### Problem to solve
Scan the data below. Pull out each line where "host" occurs.

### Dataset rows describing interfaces
--*--

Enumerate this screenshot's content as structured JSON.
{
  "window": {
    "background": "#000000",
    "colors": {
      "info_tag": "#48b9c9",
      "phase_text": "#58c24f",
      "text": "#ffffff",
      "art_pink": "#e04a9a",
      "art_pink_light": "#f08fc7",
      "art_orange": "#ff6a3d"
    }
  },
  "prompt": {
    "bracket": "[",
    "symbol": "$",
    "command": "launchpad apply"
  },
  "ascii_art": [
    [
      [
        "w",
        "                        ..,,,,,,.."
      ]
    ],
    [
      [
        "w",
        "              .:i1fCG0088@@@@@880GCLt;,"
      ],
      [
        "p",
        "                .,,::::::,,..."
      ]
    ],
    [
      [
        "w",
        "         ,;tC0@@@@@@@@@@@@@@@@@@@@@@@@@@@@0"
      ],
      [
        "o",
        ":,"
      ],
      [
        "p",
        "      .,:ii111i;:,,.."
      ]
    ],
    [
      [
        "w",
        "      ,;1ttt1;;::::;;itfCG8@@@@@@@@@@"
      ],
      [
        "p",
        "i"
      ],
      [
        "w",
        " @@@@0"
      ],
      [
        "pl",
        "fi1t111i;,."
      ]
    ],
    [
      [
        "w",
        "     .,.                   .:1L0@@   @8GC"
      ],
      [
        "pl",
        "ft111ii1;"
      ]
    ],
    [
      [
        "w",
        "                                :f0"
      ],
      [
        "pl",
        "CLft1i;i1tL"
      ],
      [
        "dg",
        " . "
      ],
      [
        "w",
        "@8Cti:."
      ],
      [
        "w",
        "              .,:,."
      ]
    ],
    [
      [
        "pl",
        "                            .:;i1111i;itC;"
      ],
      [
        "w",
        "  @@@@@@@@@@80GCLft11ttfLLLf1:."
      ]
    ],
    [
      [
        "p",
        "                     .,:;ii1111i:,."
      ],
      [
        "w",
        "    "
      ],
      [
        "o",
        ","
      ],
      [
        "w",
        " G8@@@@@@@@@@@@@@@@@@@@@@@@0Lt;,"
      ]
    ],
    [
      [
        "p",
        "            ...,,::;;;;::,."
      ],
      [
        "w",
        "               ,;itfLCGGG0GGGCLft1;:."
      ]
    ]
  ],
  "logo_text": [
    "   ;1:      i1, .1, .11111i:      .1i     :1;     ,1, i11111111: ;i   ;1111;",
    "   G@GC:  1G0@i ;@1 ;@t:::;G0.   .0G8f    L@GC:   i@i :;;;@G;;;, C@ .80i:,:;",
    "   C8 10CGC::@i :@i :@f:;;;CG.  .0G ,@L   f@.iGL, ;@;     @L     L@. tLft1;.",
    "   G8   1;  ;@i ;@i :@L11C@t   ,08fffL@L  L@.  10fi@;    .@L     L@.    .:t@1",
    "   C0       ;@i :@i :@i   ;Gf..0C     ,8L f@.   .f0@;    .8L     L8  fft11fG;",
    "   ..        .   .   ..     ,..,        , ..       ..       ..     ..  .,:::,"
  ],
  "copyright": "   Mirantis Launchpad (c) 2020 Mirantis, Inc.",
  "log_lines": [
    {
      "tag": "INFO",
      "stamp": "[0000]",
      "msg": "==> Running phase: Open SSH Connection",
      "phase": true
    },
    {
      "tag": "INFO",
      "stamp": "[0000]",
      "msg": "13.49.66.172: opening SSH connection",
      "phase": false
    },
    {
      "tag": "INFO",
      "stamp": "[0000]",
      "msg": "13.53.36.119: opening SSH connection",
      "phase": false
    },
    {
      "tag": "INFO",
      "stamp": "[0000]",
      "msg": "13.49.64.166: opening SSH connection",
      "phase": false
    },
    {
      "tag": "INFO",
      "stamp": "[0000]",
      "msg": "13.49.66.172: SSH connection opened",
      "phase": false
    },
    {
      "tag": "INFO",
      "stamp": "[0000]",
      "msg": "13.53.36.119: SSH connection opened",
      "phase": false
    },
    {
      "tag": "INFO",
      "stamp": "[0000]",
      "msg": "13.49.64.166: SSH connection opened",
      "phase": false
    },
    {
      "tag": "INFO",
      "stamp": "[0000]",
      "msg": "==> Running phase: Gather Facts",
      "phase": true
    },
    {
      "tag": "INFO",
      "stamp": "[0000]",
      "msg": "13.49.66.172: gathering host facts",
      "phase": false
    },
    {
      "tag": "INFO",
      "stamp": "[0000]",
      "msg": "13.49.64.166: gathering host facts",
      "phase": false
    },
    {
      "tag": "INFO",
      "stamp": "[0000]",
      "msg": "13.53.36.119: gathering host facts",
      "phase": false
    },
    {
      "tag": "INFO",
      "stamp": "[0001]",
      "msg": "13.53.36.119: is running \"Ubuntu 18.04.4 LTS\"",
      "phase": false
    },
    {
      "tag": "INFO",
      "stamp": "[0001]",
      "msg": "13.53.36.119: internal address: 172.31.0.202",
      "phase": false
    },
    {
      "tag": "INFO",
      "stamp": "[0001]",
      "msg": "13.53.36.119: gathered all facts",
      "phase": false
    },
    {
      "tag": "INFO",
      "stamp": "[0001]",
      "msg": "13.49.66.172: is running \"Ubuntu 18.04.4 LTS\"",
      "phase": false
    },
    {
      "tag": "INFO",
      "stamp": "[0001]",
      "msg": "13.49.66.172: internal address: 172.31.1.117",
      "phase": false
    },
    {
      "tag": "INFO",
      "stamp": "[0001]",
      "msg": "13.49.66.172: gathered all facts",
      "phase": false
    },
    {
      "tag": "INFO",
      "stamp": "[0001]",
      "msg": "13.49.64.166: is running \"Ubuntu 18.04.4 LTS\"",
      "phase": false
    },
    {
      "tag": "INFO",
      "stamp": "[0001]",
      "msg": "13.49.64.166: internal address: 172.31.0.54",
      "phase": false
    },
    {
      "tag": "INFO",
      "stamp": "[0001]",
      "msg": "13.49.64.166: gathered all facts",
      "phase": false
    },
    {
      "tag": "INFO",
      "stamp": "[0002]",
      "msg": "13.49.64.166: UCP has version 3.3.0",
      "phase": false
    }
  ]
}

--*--

### Response to the exercise
      "msg": "13.49.66.172: gathering host facts",
      "msg": "13.49.64.166: gathering host facts",
      "msg": "13.53.36.119: gathering host facts",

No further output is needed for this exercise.